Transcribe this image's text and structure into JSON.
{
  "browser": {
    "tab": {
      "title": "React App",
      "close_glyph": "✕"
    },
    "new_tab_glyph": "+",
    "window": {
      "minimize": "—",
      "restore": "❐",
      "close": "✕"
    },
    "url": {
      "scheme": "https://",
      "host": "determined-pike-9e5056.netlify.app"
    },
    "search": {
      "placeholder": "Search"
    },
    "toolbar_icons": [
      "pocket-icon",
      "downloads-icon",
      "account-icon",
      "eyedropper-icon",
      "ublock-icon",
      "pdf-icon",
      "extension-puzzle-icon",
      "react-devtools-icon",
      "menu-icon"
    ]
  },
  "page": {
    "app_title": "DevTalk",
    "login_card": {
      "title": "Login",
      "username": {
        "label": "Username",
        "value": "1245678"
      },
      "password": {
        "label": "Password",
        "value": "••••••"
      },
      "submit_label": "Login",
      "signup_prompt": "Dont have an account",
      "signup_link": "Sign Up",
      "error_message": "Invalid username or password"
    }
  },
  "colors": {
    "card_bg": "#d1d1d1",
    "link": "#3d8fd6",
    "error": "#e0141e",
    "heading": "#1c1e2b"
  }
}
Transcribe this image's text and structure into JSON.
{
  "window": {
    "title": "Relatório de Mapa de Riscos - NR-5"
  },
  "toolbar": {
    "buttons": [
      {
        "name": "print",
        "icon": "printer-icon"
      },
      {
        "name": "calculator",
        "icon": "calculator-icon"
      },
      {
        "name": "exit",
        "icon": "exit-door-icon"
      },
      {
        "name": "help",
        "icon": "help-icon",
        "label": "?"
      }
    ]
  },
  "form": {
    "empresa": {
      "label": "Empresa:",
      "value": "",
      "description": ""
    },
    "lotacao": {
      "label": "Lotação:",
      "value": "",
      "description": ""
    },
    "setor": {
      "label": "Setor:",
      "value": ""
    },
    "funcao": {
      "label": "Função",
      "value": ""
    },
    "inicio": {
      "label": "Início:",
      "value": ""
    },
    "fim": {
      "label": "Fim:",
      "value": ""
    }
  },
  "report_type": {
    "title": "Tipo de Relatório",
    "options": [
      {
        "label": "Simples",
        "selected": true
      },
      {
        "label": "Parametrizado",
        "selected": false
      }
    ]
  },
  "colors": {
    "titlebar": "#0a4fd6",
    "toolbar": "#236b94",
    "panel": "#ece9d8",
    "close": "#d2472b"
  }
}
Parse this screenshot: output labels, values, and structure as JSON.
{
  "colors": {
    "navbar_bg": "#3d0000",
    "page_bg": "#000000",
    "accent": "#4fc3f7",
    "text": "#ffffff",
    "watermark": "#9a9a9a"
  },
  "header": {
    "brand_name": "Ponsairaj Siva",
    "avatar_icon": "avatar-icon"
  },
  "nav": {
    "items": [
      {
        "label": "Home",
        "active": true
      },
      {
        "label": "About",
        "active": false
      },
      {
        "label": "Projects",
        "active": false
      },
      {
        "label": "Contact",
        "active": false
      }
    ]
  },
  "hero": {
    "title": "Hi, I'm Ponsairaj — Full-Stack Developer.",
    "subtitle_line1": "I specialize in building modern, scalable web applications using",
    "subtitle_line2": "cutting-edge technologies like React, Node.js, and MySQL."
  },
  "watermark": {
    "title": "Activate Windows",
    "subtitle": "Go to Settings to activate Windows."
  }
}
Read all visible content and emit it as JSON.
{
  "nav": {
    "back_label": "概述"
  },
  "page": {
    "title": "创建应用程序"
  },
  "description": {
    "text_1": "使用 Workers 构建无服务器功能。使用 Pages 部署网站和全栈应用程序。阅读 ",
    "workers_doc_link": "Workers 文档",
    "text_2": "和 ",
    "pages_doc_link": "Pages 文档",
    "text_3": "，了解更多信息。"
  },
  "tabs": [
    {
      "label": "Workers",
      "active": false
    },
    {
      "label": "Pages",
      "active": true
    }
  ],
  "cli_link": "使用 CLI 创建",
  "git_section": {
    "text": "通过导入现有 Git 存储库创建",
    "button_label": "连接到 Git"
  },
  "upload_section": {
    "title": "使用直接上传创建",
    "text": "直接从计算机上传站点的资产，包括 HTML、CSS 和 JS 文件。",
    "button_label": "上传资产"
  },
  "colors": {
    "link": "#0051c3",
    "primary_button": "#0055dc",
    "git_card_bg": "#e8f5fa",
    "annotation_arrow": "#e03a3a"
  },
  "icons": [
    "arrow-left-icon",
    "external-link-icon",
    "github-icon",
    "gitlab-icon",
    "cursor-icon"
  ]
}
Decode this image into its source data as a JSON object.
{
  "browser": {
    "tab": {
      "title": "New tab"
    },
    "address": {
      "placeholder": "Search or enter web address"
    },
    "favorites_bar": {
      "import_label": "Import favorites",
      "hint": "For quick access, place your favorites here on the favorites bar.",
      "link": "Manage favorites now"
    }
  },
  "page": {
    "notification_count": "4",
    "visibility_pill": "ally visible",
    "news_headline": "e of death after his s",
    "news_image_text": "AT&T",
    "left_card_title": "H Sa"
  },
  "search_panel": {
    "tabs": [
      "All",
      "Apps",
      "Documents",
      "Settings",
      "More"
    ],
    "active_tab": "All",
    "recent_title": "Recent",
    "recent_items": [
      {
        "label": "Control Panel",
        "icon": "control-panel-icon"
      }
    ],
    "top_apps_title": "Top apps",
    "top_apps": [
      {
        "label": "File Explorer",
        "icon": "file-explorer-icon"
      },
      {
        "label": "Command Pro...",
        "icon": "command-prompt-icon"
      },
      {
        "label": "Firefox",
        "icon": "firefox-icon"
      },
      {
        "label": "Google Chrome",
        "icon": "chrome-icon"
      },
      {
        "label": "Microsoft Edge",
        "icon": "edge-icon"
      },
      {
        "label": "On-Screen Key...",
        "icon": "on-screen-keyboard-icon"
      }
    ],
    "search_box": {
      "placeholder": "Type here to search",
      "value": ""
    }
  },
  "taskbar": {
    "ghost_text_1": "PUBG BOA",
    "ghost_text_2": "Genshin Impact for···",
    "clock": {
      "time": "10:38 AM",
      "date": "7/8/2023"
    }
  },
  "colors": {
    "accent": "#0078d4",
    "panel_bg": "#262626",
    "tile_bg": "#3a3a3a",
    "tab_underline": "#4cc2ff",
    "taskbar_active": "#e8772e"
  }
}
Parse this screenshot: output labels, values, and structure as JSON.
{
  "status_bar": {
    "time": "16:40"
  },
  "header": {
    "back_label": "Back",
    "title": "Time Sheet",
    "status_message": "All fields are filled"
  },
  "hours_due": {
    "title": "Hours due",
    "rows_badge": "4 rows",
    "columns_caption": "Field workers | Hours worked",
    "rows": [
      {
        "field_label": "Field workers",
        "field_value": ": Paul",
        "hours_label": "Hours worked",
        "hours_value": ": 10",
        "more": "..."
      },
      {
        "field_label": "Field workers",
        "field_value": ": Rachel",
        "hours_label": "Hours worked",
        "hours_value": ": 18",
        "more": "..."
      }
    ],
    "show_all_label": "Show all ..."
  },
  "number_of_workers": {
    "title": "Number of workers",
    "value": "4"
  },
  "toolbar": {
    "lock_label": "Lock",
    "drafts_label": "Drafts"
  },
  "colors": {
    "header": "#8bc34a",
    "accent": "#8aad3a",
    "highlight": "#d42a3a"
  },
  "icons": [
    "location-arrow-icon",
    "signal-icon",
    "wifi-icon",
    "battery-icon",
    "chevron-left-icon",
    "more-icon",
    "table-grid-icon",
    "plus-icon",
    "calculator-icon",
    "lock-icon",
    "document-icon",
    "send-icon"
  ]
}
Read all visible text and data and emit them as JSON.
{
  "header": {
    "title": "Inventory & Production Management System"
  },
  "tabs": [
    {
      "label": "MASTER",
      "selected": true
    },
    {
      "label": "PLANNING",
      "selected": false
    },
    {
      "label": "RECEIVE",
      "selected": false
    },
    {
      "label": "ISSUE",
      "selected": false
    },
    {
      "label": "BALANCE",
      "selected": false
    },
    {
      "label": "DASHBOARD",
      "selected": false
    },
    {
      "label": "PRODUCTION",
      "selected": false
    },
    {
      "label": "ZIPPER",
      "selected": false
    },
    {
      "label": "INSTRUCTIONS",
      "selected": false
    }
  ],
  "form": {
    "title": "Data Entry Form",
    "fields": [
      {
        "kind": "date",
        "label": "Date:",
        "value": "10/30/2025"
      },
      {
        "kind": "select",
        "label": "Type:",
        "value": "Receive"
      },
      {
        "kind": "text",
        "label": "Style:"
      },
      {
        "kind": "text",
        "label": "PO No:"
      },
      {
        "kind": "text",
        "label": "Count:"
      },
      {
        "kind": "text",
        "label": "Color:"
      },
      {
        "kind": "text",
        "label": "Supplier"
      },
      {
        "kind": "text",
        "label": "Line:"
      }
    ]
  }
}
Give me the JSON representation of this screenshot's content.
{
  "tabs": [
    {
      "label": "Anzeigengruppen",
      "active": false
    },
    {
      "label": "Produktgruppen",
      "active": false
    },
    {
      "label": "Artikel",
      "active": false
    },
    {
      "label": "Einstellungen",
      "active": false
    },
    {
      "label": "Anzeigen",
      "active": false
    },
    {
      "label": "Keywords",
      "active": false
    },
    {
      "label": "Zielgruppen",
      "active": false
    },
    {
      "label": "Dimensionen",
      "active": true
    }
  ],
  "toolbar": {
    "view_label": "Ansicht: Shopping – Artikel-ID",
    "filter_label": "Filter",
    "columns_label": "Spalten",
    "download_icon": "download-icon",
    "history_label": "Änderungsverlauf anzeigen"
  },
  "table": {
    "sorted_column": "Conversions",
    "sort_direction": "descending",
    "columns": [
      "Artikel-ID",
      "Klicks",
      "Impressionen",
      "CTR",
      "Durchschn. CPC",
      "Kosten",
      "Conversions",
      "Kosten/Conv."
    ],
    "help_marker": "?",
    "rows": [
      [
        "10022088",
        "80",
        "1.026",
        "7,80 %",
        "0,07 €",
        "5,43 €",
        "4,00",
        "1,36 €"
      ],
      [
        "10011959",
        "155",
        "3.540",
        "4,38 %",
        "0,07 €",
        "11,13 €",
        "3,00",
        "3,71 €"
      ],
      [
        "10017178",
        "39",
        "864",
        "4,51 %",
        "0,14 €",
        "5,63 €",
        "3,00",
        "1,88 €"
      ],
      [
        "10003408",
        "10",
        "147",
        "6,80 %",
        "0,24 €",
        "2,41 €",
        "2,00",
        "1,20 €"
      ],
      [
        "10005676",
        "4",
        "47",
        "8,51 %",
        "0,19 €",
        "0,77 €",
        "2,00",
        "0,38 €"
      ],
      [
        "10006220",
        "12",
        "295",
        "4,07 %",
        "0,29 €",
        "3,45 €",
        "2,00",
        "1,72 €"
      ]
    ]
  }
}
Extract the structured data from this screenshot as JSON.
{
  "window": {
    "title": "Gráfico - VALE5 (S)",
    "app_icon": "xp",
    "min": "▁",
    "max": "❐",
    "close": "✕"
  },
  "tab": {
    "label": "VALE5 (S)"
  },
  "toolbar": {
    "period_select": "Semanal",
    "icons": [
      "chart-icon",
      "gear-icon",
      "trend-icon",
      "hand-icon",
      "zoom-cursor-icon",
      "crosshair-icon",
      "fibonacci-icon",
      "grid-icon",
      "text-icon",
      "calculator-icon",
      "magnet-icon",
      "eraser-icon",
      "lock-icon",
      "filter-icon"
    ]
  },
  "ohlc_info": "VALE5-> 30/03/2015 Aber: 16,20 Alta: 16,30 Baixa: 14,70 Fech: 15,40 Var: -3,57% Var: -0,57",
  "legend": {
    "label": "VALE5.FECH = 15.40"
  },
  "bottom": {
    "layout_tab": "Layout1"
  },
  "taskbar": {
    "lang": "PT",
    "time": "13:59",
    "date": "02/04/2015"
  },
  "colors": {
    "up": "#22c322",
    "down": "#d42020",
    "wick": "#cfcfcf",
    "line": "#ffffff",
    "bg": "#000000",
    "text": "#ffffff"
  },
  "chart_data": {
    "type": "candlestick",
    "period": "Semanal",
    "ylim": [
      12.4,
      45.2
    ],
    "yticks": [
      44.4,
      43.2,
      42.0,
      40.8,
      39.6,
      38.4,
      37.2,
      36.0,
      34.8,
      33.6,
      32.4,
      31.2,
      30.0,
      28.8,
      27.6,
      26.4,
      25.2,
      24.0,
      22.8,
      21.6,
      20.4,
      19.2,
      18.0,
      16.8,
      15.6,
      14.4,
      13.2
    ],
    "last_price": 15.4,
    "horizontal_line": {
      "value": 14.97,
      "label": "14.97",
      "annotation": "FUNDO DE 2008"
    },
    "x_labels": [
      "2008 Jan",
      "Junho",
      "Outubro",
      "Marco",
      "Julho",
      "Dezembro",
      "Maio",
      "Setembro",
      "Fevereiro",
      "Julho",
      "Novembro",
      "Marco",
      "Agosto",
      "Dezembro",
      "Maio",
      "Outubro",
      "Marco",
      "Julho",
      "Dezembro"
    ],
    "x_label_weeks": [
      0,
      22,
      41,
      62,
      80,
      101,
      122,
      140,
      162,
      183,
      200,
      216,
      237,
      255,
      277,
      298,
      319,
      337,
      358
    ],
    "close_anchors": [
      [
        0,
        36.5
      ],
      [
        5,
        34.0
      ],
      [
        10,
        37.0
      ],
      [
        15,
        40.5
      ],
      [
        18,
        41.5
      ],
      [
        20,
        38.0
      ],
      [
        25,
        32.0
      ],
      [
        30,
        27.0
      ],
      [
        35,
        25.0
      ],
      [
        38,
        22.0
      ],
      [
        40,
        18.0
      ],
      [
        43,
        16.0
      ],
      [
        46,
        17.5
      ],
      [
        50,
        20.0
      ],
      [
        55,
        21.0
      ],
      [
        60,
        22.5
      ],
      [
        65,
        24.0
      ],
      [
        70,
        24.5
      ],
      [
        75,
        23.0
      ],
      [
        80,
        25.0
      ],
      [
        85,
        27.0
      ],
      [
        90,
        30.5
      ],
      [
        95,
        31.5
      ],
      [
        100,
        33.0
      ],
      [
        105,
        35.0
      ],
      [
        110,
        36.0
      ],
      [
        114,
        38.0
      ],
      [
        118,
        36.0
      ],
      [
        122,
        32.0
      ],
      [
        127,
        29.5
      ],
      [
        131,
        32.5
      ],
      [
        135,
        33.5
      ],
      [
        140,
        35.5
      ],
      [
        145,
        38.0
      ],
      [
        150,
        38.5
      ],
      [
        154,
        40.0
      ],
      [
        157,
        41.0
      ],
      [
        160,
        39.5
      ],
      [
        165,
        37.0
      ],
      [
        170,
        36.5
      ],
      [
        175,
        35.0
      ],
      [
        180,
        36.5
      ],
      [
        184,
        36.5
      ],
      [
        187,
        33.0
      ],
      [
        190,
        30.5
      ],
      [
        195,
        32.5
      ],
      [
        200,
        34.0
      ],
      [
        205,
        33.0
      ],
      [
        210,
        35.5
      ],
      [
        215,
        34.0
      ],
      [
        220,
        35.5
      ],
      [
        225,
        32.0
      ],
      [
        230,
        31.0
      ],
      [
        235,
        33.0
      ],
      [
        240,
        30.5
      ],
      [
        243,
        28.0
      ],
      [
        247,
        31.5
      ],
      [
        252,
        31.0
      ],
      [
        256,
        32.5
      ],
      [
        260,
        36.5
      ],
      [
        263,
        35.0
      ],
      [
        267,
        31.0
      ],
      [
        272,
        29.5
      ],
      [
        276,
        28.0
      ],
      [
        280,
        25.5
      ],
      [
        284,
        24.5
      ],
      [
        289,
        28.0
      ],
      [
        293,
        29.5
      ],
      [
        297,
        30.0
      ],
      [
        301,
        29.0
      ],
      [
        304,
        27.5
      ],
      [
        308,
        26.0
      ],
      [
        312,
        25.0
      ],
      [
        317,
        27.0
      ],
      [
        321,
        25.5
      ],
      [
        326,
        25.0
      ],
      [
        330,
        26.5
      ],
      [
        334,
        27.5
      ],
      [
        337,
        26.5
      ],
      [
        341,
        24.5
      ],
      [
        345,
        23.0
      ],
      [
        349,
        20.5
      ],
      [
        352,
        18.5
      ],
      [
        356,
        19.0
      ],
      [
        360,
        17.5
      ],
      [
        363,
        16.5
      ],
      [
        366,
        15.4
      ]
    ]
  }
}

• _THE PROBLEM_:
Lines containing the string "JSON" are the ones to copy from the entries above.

• _SOLUTION_:
Transcribe this image's text and structure into JSON.
Transcribe this image's text and structure into JSON.
Parse this screenshot: output labels, values, and structure as JSON.
Read all visible content and emit it as JSON.
Decode this image into its source data as a JSON object.
Parse this screenshot: output labels, values, and structure as JSON.
Read all visible text and data and emit them as JSON.
Give me the JSON representation of this screenshot's content.
Extract the structured data from this screenshot as JSON.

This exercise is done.